Please reproduce the data in full, exactly as it stands.

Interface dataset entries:
____
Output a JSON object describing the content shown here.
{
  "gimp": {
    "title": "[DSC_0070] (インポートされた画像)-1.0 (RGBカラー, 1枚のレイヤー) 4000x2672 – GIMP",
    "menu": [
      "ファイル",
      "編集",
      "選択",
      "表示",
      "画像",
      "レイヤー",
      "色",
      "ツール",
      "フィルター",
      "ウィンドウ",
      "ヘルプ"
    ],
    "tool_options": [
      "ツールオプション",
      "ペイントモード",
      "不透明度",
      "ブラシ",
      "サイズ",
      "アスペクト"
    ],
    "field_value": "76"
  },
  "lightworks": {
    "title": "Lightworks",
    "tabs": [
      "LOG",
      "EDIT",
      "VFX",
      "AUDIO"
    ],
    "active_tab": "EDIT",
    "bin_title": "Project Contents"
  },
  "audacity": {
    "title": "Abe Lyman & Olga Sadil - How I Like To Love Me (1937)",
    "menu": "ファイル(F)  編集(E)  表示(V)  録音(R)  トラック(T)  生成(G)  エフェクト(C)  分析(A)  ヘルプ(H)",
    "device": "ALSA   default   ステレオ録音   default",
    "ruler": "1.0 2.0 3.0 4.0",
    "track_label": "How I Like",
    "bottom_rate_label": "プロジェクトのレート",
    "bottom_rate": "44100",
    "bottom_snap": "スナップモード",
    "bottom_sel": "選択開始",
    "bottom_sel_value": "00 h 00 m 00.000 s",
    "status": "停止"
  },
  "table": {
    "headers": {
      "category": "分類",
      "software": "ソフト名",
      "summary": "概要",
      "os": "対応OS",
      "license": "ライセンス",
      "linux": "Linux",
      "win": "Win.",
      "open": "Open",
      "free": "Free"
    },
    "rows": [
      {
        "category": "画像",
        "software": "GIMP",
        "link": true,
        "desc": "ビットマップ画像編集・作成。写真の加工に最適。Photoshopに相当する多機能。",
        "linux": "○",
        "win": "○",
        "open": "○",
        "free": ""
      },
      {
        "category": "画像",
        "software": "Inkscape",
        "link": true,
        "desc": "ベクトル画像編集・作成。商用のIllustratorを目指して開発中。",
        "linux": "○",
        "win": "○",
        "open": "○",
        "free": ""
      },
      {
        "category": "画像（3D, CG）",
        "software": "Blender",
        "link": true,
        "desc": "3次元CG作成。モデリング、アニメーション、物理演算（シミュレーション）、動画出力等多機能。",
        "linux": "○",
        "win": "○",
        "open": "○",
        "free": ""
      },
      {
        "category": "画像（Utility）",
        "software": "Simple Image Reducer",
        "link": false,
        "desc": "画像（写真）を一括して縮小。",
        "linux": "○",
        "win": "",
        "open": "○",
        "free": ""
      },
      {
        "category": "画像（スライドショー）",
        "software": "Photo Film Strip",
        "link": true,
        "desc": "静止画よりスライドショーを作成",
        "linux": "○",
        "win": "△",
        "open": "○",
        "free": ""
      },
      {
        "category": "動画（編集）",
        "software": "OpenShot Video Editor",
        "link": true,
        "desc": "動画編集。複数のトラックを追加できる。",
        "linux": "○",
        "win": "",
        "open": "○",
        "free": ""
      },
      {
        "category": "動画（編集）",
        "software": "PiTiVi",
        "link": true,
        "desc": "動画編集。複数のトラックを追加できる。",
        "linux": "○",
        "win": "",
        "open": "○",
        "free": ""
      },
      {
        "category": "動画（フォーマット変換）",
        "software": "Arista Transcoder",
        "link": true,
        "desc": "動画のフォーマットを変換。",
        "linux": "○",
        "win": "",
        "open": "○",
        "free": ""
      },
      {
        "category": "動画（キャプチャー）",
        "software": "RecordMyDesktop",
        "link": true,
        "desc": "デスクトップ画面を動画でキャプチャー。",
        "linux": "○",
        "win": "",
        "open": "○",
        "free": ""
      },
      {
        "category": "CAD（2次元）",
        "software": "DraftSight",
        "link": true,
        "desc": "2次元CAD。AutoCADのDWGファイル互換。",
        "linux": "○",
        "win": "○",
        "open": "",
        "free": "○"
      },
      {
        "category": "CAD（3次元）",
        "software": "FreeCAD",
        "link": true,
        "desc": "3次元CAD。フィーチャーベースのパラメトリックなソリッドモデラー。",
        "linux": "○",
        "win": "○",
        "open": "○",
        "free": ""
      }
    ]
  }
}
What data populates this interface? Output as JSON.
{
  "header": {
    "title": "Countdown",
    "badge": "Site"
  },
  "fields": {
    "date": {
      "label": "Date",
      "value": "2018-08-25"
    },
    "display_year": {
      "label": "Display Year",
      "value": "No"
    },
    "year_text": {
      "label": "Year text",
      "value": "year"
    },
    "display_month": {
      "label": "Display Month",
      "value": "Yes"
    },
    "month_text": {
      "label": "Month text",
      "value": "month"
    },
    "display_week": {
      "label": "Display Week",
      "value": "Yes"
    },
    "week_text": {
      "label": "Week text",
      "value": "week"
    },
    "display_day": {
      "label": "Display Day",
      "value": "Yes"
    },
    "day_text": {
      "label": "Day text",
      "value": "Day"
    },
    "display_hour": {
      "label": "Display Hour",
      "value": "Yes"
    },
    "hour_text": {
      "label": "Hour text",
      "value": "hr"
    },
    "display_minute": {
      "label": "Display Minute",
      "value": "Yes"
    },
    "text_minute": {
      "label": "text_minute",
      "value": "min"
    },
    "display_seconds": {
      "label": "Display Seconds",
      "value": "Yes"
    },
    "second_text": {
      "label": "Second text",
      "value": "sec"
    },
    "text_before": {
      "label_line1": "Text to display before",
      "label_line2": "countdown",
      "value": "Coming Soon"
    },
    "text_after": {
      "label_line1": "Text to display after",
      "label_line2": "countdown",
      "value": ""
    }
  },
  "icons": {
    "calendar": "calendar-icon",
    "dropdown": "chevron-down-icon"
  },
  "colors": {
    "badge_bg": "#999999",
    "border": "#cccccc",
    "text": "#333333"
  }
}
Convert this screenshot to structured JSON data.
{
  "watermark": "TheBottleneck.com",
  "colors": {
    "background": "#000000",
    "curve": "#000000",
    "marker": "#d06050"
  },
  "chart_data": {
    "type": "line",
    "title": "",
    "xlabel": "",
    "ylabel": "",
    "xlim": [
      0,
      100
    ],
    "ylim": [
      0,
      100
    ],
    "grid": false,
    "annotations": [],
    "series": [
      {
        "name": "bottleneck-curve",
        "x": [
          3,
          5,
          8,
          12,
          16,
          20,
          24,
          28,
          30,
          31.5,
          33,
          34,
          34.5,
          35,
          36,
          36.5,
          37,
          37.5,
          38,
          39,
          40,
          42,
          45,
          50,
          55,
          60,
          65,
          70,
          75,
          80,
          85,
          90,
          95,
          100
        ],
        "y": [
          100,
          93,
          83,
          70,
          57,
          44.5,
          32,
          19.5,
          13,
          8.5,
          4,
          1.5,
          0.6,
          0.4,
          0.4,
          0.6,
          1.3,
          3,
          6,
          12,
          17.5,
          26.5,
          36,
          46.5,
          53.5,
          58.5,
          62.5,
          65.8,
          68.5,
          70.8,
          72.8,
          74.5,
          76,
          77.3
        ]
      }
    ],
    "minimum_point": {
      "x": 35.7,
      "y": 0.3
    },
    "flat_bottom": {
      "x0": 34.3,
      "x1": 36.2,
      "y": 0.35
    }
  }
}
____
→ **EXERCISE ANSWER**:
Output a JSON object describing the content shown here.
{
  "gimp": {
    "title": "[DSC_0070] (インポートされた画像)-1.0 (RGBカラー, 1枚のレイヤー) 4000x2672 – GIMP",
    "menu": [
      "ファイル",
      "編集",
      "選択",
      "表示",
      "画像",
      "レイヤー",
      "色",
      "ツール",
      "フィルター",
      "ウィンドウ",
      "ヘルプ"
    ],
    "tool_options": [
      "ツールオプション",
      "ペイントモード",
      "不透明度",
      "ブラシ",
      "サイズ",
      "アスペクト"
    ],
    "field_value": "76"
  },
  "lightworks": {
    "title": "Lightworks",
    "tabs": [
      "LOG",
      "EDIT",
      "VFX",
      "AUDIO"
    ],
    "active_tab": "EDIT",
    "bin_title": "Project Contents"
  },
  "audacity": {
    "title": "Abe Lyman & Olga Sadil - How I Like To Love Me (1937)",
    "menu": "ファイル(F)  編集(E)  表示(V)  録音(R)  トラック(T)  生成(G)  エフェクト(C)  分析(A)  ヘルプ(H)",
    "device": "ALSA   default   ステレオ録音   default",
    "ruler": "1.0 2.0 3.0 4.0",
    "track_label": "How I Like",
    "bottom_rate_label": "プロジェクトのレート",
    "bottom_rate": "44100",
    "bottom_snap": "スナップモード",
    "bottom_sel": "選択開始",
    "bottom_sel_value": "00 h 00 m 00.000 s",
    "status": "停止"
  },
  "table": {
    "headers": {
      "category": "分類",
      "software": "ソフト名",
      "summary": "概要",
      "os": "対応OS",
      "license": "ライセンス",
      "linux": "Linux",
      "win": "Win.",
      "open": "Open",
      "free": "Free"
    },
    "rows": [
      {
        "category": "画像",
        "software": "GIMP",
        "link": true,
        "desc": "ビットマップ画像編集・作成。写真の加工に最適。Photoshopに相当する多機能。",
        "linux": "○",
        "win": "○",
        "open": "○",
        "free": ""
      },
      {
        "category": "画像",
        "software": "Inkscape",
        "link": true,
        "desc": "ベクトル画像編集・作成。商用のIllustratorを目指して開発中。",
        "linux": "○",
        "win": "○",
        "open": "○",
        "free": ""
      },
      {
        "category": "画像（3D, CG）",
        "software": "Blender",
        "link": true,
        "desc": "3次元CG作成。モデリング、アニメーション、物理演算（シミュレーション）、動画出力等多機能。",
        "linux": "○",
        "win": "○",
        "open": "○",
        "free": ""
      },
      {
        "category": "画像（Utility）",
        "software": "Simple Image Reducer",
        "link": false,
        "desc": "画像（写真）を一括して縮小。",
        "linux": "○",
        "win": "",
        "open": "○",
        "free": ""
      },
      {
        "category": "画像（スライドショー）",
        "software": "Photo Film Strip",
        "link": true,
        "desc": "静止画よりスライドショーを作成",
        "linux": "○",
        "win": "△",
        "open": "○",
        "free": ""
      },
      {
        "category": "動画（編集）",
        "software": "OpenShot Video Editor",
        "link": true,
        "desc": "動画編集。複数のトラックを追加できる。",
        "linux": "○",
        "win": "",
        "open": "○",
        "free": ""
      },
      {
        "category": "動画（編集）",
        "software": "PiTiVi",
        "link": true,
        "desc": "動画編集。複数のトラックを追加できる。",
        "linux": "○",
        "win": "",
        "open": "○",
        "free": ""
      },
      {
        "category": "動画（フォーマット変換）",
        "software": "Arista Transcoder",
        "link": true,
        "desc": "動画のフォーマットを変換。",
        "linux": "○",
        "win": "",
        "open": "○",
        "free": ""
      },
      {
        "category": "動画（キャプチャー）",
        "software": "RecordMyDesktop",
        "link": true,
        "desc": "デスクトップ画面を動画でキャプチャー。",
        "linux": "○",
        "win": "",
        "open": "○",
        "free": ""
      },
      {
        "category": "CAD（2次元）",
        "software": "DraftSight",
        "link": true,
        "desc": "2次元CAD。AutoCADのDWGファイル互換。",
        "linux": "○",
        "win": "○",
        "open": "",
        "free": "○"
      },
      {
        "category": "CAD（3次元）",
        "software": "FreeCAD",
        "link": true,
        "desc": "3次元CAD。フィーチャーベースのパラメトリックなソリッドモデラー。",
        "linux": "○",
        "win": "○",
        "open": "○",
        "free": ""
      }
    ]
  }
}
What data populates this interface? Output as JSON.
{
  "header": {
    "title": "Countdown",
    "badge": "Site"
  },
  "fields": {
    "date": {
      "label": "Date",
      "value": "2018-08-25"
    },
    "display_year": {
      "label": "Display Year",
      "value": "No"
    },
    "year_text": {
      "label": "Year text",
      "value": "year"
    },
    "display_month": {
      "label": "Display Month",
      "value": "Yes"
    },
    "month_text": {
      "label": "Month text",
      "value": "month"
    },
    "display_week": {
      "label": "Display Week",
      "value": "Yes"
    },
    "week_text": {
      "label": "Week text",
      "value": "week"
    },
    "display_day": {
      "label": "Display Day",
      "value": "Yes"
    },
    "day_text": {
      "label": "Day text",
      "value": "Day"
    },
    "display_hour": {
      "label": "Display Hour",
      "value": "Yes"
    },
    "hour_text": {
      "label": "Hour text",
      "value": "hr"
    },
    "display_minute": {
      "label": "Display Minute",
      "value": "Yes"
    },
    "text_minute": {
      "label": "text_minute",
      "value": "min"
    },
    "display_seconds": {
      "label": "Display Seconds",
      "value": "Yes"
    },
    "second_text": {
      "label": "Second text",
      "value": "sec"
    },
    "text_before": {
      "label_line1": "Text to display before",
      "label_line2": "countdown",
      "value": "Coming Soon"
    },
    "text_after": {
      "label_line1": "Text to display after",
      "label_line2": "countdown",
      "value": ""
    }
  },
  "icons": {
    "calendar": "calendar-icon",
    "dropdown": "chevron-down-icon"
  },
  "colors": {
    "badge_bg": "#999999",
    "border": "#cccccc",
    "text": "#333333"
  }
}
Convert this screenshot to structured JSON data.
{
  "watermark": "TheBottleneck.com",
  "colors": {
    "background": "#000000",
    "curve": "#000000",
    "marker": "#d06050"
  },
  "chart_data": {
    "type": "line",
    "title": "",
    "xlabel": "",
    "ylabel": "",
    "xlim": [
      0,
      100
    ],
    "ylim": [
      0,
      100
    ],
    "grid": false,
    "annotations": [],
    "series": [
      {
        "name": "bottleneck-curve",
        "x": [
          3,
          5,
          8,
          12,
          16,
          20,
          24,
          28,
          30,
          31.5,
          33,
          34,
          34.5,
          35,
          36,
          36.5,
          37,
          37.5,
          38,
          39,
          40,
          42,
          45,
          50,
          55,
          60,
          65,
          70,
          75,
          80,
          85,
          90,
          95,
          100
        ],
        "y": [
          100,
          93,
          83,
          70,
          57,
          44.5,
          32,
          19.5,
          13,
          8.5,
          4,
          1.5,
          0.6,
          0.4,
          0.4,
          0.6,
          1.3,
          3,
          6,
          12,
          17.5,
          26.5,
          36,
          46.5,
          53.5,
          58.5,
          62.5,
          65.8,
          68.5,
          70.8,
          72.8,
          74.5,
          76,
          77.3
        ]
      }
    ],
    "minimum_point": {
      "x": 35.7,
      "y": 0.3
    },
    "flat_bottom": {
      "x0": 34.3,
      "x1": 36.2,
      "y": 0.35
    }
  }
}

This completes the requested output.